I participated in the Western Univeristy Engineering Competition in the Bioengineering theme, with a few friends who had invited me. During this competition, I got the chance to work on a solution to the cholera crisis in Yemen. We discussed implementing a low-cost and effective system of sanitizing water and increase infracstucture stability in the area.
One of the things that I got to learn during this experience was the systems engineering design process. This was a very new process to me however I got the chance to learn how to use it and apply it to a meaningful problem. One of the more impressive feats was the fact that I was able to lean this new process and apply it within 48 hours. Something that I particularly proud of. Overall we placed in the top 5 teams... out of 5 teams; however this was an excelllent learning process and something I am very proud of being a part of.
Cholera levels are high in Yemen, even more so during the rainy season as flash floods allow contamination of clean water sources by sewage (Oxfam, 2020). Within the first three months of 2017, cholera cases in Yemen reached 360,000 and total cases of cholera had reached up to million cases by the end of the year (Oxfam, 2020). The large scale of cholera cases within Yemeni refugee camps is a critical issue as “more than 8 million people lack access to safe drinking water and proper sanitation” (BBC News). Consequently, there is an urgent need for physician and consumer access to clean water and sanitization methods in order to mitigate this issue.
The system designed takes advantage of the inherent decontaminating properties of UV light (National Academies, 2007). Our system involves establishing small water sanitization stations at every refugee tent within the camp. The stations would be composed of a metal rack to hold bottles, alongside plastic bottles that would hold water. Contaminated water would be added to the bottles, and they would be placed outside, becoming decontaminated based on exposure to sunlight. By placing the contaminated water in sunlight, they become decontaminated after approximately 6 hours of exposure on days with high levels of sunlight, and after approximately 2 days on cloudy days with low sunlight levels (National Academies, 2007). In the case where contaminated water has a high level of sedimentation, preventing full exposure to UV light, simple table salt would be added to clarify the water (Zhang, 2012). Adding salt gets the particles of dirt to stick together and settle to the bottom, leaving the water clear enough for UV rays to effectively penetrate and disinfect.
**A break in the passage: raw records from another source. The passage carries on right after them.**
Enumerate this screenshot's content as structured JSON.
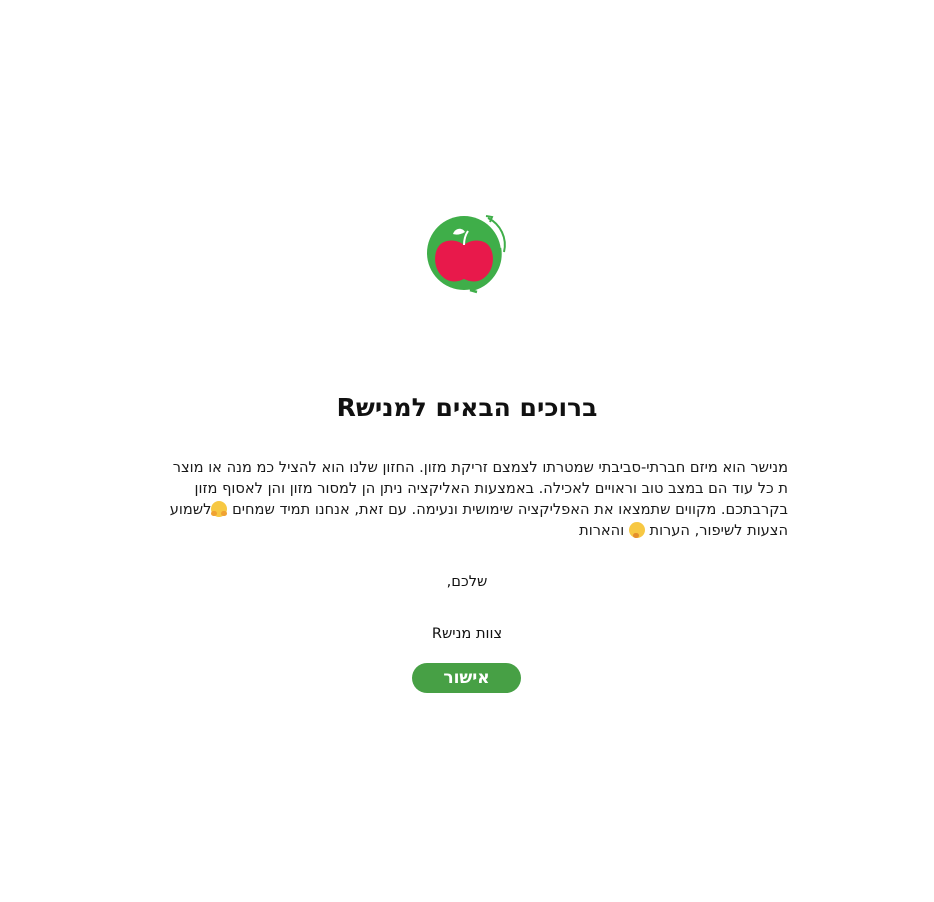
{
  "welcome": {
    "title": "ברוכים הבאים למנישR",
    "paragraph": "מנישר הוא מיזם חברתי-סביבתי שמטרתו לצמצם זריקת מזון. החזון שלנו הוא להציל כמ מנה או מוצר ת כל עוד הם במצב טוב וראויים לאכילה. באמצעות האליקציה ניתן הן למסור מזון והן לאסוף מזון בקרבתכם. מקווים שתמצאו את האפליקציה שימושית ונעימה. עם זאת, אנחנו תמיד שמחים",
    "paragraph_end": "לשמוע הצעות לשיפור, הערות",
    "paragraph_tail": "והארות",
    "signoff": "שלכם,",
    "team": "צוות מנישR",
    "confirm_label": "אישור"
  },
  "colors": {
    "brand_green": "#47a045",
    "apple_red": "#e8194b",
    "logo_green": "#3fae49"
  },
  "icons": {
    "logo": "apple-logo-icon",
    "emoji_hug": "hugging-face-icon",
    "emoji_think": "thinking-face-icon"
  }
}
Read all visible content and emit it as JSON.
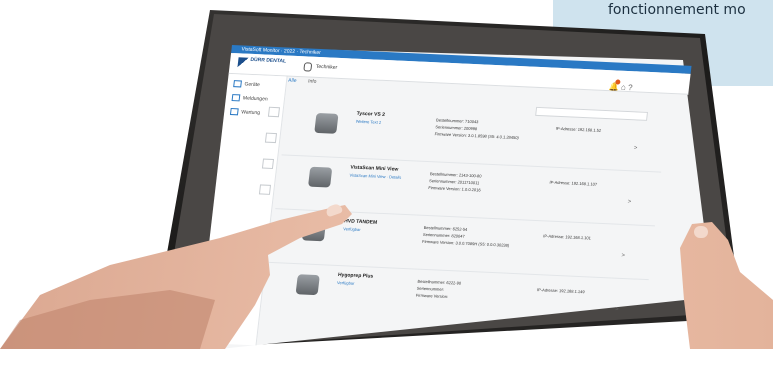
{
  "panel_text": "fonctionnement mo",
  "app": {
    "window_title": "VistaSoft Monitor · 2022 · Techniker",
    "logo": "DÜRR DENTAL",
    "user": "Techniker"
  },
  "sidebar": {
    "items": [
      {
        "label": "Geräte"
      },
      {
        "label": "Meldungen"
      },
      {
        "label": "Wartung"
      }
    ]
  },
  "tabs": {
    "active": "Alle",
    "second": "Info"
  },
  "devices": [
    {
      "name": "Tyscor VS 2",
      "link": "Weitere Text 2",
      "field1": "Bestellnummer: 710043",
      "field2": "Seriennummer: 200998",
      "field3": "Firmware Version: 3.0.1.8598 (S5: 4.0.1.28450)",
      "ip": "IP-Adresse: 192.168.1.52",
      "arrow": ">"
    },
    {
      "name": "VistaScan Mini View",
      "link": "VistaScan Mini View · Details",
      "field1": "Bestellnummer: 2143-100-80",
      "field2": "Seriennummer: 2011710011",
      "field3": "Firmware Version: 1.0.0.2016",
      "ip": "IP-Adresse: 192.168.1.107",
      "arrow": ">"
    },
    {
      "name": "HVD TANDEM",
      "link": "Verfügbar",
      "field1": "Bestellnummer: 6252-54",
      "field2": "Seriennummer: 820047",
      "field3": "Firmware Version: 3.0.0.7089H (S5: 0.0.0.30238)",
      "ip": "IP-Adresse: 192.168.1.101",
      "arrow": ">"
    },
    {
      "name": "Hygoprep Plus",
      "link": "Verfügbar",
      "field1": "Bestellnummer: 6222-90",
      "field2": "Seriennummer:",
      "field3": "Firmware Version:",
      "ip": "IP-Adresse: 192.168.1.149",
      "arrow": ">"
    }
  ],
  "colors": {
    "accent": "#2a79c4",
    "badge": "#e05a1a",
    "panel": "#cfe3ee"
  }
}
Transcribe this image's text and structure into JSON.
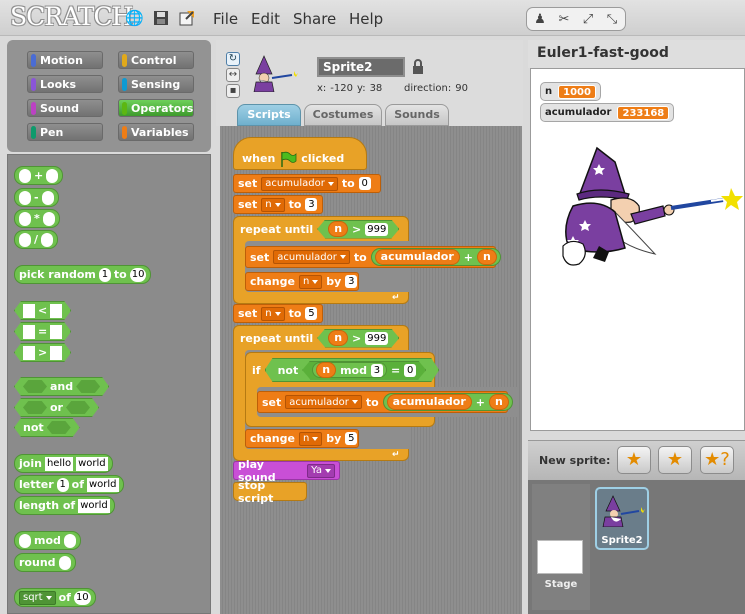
{
  "app": {
    "logo": "SCRATCH"
  },
  "menu": {
    "file": "File",
    "edit": "Edit",
    "share": "Share",
    "help": "Help"
  },
  "categories": [
    {
      "label": "Motion",
      "color": "#4a6cd4"
    },
    {
      "label": "Control",
      "color": "#e1a91a"
    },
    {
      "label": "Looks",
      "color": "#8a55d7"
    },
    {
      "label": "Sensing",
      "color": "#0e9ad3"
    },
    {
      "label": "Sound",
      "color": "#bb42c3"
    },
    {
      "label": "Operators",
      "color": "#5cb712"
    },
    {
      "label": "Pen",
      "color": "#0e9a6c"
    },
    {
      "label": "Variables",
      "color": "#ee7d16"
    }
  ],
  "palette": {
    "plus": "+",
    "minus": "-",
    "times": "*",
    "divide": "/",
    "pick_random": "pick random",
    "pick_from": "1",
    "pick_to_word": "to",
    "pick_to": "10",
    "lt": "<",
    "eq": "=",
    "gt": ">",
    "and": "and",
    "or": "or",
    "not": "not",
    "join": "join",
    "join_a": "hello",
    "join_b": "world",
    "letter": "letter",
    "letter_n": "1",
    "of": "of",
    "letter_word": "world",
    "length_of": "length of",
    "length_word": "world",
    "mod": "mod",
    "round": "round",
    "sqrt": "sqrt",
    "sqrt_of": "of",
    "sqrt_val": "10"
  },
  "sprite": {
    "name": "Sprite2",
    "x_label": "x:",
    "x": "-120",
    "y_label": "y:",
    "y": "38",
    "direction_label": "direction:",
    "direction": "90"
  },
  "tabs": {
    "scripts": "Scripts",
    "costumes": "Costumes",
    "sound": "Sounds"
  },
  "script": {
    "when": "when",
    "clicked": "clicked",
    "set": "set",
    "to": "to",
    "change": "change",
    "by": "by",
    "repeat_until": "repeat until",
    "if": "if",
    "not": "not",
    "mod": "mod",
    "var_acumulador": "acumulador",
    "var_n": "n",
    "set1_val": "0",
    "set2_val": "3",
    "cmp1": "999",
    "change1_by": "3",
    "set3_val": "5",
    "cmp2": "999",
    "mod_val": "3",
    "eq_val": "0",
    "change2_by": "5",
    "plus": "+",
    "gt": ">",
    "eq": "=",
    "play_sound": "play sound",
    "sound_name": "Ya",
    "stop_script": "stop script"
  },
  "stage": {
    "project_title": "Euler1-fast-good"
  },
  "watchers": [
    {
      "label": "n",
      "value": "1000"
    },
    {
      "label": "acumulador",
      "value": "233168"
    }
  ],
  "sprites_panel": {
    "new_sprite": "New sprite:",
    "stage_label": "Stage",
    "sprite_name": "Sprite2"
  }
}
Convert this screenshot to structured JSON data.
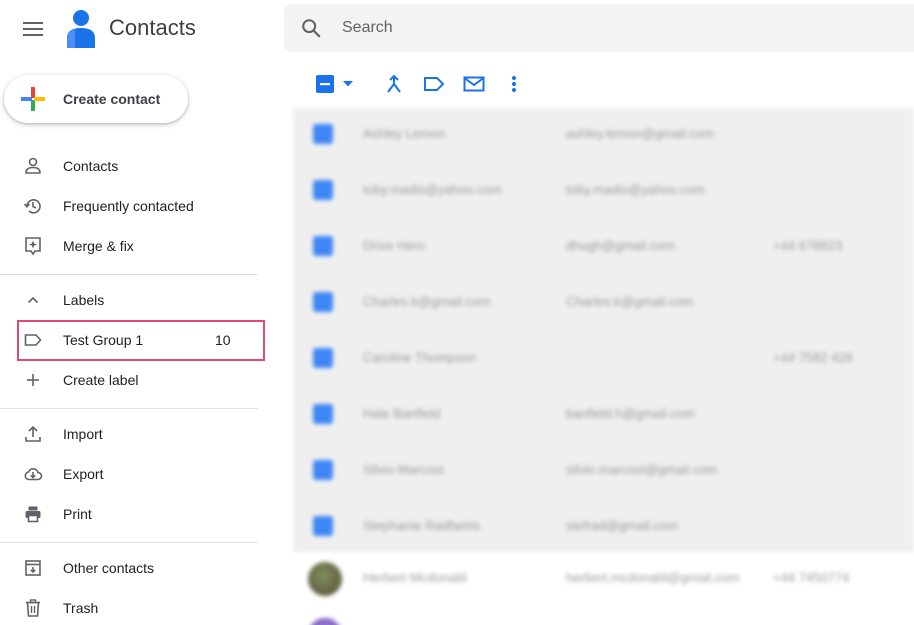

This works quite well with clay sediments, due to these particles usually having an electrostatic charge, making them stick to the charged ions in the salt. This mixture then easily sticks to other particles in the water, allowing the salt to easily pull particles out of the water. By providing these stations at every tent, all individuals would gain access to sanitary water sources, preventing an individual from contracting cholera.
Overall, our system provides a very economical method to improve access to clean water for ingestion and sanitation purposes, and in the case described, to specifically curb the spread of water-borne illness such as cholera. This is done through simple methods that require little resources. Availability and cost of plastic bottles and corrugated sheet metal was extremely vital in the design process, and accentuates the simplicity and economic benefits of the system. Additionally, the true advantage of our system is the extent to which it uses the resources and circumstances already available. A hot and sunny climate is perfect for this system, and these are usually the places that have a need for cleaner water. Also, plastic bottles are already abundant in such areas. Lastly, corrugated sheet metal provides many side effects that are beneficial. It is widely available in these regions, and has built in ridges that are perfect for laying bottles in to prevent them from rolling off. Also, it is quite lightweight and cheap compared to other materials and actually helps deal with heat in the tent by reflecting the sun’s rays. Overall, our system is the most simplistic, economical, and effective method of providing clean water to these people, improving their overall health and healthcare capabilities, and slowing the spread of water-borne illness.